Albrecht Altdorfer was a Renaissance-era German painter, engraver and architect. A member of the Danube School, Altdorfer’s oeuvre consists mainly of breathtaking landscapes, historical scenes and biblical subjects. He also created sketches and was a master engraver and a portrait painter as well.
Christ on the Cross
Landscape with Satyr Family
Loth and His Daughters
Altdorfer’s early life and training remain a mystery to this day. It is generally thought that he lived in Regensburg as early as 1505, and eventually became a prominent member of the community. It is also thought that he traveled to the Alps as well as to Italy, and most likely studied the works of the Italian masters of the day. Like many other German artists of the day, he likely studied the work of Cranach and was also a student of Dürer, and much of his work clearly shows the influence of his master.
Portrait of a Lady
In 1519, Altdorfer was elected to the town council of Regensburg. It is also thought that Altdorfer was an official city architect; however no proof of his architectural work is known to exist today.
Susanna in the Bath and the Stoning of the Elders
Martyrdom of St. Sebastian
Some art historians credit Altdorfer as one of the most talented German artists of all time for his use of color and expression. His landscapes in particular are regarded as some of the finest, and it is believed that Altdorfer was the first European to paint a true landscape. While other artists of the day and before him created landscapes with figures intermixed, it is thought that Altdorfer was the first to solely paint landscapes.
View of the Danube Valley
Landscape with Path
Art historians also claim that Altdorfer was the first to create a painting of a major battle, like his painting “The Battle of Alexander.”
The Battle of Alexander
Among all of Altdorfer’s other accomplishments as an early German master, he is also considered a forerunner in copper etching. Some art critics and historians categorize him as one of the “Little Masters,” which consist of a group of 16th century engravers. These so-called “Little Masters” were not named for their small contribution to art, but for the scale in which they created engravings. Altdorfer and his co-engravers earned this name for precisely executing exquisite engravings on a very small scale. To date, there are some 50 known engravings attributed to Altdorfer.

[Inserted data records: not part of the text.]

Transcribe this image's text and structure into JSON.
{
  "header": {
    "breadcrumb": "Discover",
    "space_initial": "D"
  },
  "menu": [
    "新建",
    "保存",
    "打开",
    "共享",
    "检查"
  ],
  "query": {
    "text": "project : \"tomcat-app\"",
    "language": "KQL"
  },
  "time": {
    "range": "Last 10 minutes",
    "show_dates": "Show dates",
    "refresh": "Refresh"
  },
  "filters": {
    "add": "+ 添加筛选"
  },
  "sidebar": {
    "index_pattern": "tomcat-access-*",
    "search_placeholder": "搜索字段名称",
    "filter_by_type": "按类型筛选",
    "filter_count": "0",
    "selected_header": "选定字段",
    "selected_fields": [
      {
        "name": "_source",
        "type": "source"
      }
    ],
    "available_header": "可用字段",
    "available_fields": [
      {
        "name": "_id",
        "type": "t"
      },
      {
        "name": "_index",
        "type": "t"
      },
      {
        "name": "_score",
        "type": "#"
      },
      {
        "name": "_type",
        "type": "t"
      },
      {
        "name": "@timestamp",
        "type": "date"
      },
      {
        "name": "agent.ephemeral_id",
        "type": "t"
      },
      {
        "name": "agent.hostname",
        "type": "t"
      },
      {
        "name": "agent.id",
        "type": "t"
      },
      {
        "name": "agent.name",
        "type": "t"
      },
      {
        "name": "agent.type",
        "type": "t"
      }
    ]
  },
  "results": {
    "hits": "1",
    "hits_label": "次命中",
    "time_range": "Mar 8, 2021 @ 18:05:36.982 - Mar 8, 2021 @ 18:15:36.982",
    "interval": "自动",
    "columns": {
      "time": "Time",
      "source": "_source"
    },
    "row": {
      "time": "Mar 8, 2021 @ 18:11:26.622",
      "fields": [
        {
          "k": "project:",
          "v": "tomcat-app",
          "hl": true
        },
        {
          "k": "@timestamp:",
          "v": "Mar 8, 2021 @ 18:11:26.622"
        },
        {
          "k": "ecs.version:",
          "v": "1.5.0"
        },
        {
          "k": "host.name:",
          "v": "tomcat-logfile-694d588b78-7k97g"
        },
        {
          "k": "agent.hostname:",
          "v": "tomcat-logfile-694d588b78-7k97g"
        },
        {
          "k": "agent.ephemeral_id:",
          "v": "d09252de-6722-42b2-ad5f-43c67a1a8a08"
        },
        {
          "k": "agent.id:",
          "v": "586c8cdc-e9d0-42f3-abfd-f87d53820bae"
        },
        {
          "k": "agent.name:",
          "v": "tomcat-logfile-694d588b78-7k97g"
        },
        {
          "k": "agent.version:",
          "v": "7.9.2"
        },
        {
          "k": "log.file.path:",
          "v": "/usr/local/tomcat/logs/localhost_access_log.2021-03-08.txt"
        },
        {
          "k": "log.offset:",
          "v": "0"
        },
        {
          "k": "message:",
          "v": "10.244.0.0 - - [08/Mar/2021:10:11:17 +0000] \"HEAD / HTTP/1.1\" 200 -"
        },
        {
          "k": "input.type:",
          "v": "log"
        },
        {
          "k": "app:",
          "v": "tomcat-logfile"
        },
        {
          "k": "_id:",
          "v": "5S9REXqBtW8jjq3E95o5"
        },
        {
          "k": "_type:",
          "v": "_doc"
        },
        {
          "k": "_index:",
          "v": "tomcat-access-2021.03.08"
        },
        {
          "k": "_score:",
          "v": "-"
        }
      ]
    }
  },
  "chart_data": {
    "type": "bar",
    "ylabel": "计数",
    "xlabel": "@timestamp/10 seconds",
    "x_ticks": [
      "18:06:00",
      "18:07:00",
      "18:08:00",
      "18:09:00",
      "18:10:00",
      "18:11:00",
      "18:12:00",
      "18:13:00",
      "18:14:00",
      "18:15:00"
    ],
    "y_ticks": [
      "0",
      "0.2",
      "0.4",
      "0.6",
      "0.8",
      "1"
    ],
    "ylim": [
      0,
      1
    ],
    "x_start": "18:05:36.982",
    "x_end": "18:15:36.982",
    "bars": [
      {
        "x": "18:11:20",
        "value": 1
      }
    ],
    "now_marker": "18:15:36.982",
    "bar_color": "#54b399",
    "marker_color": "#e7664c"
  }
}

Christ in Jerusalem
Today, his work is housed all over Europe in public and private collections and perhaps in your own home. Still wondering about a Renaissance-era German historical scene or landscape? Contact us…it could be by Albrecht Altdorfer.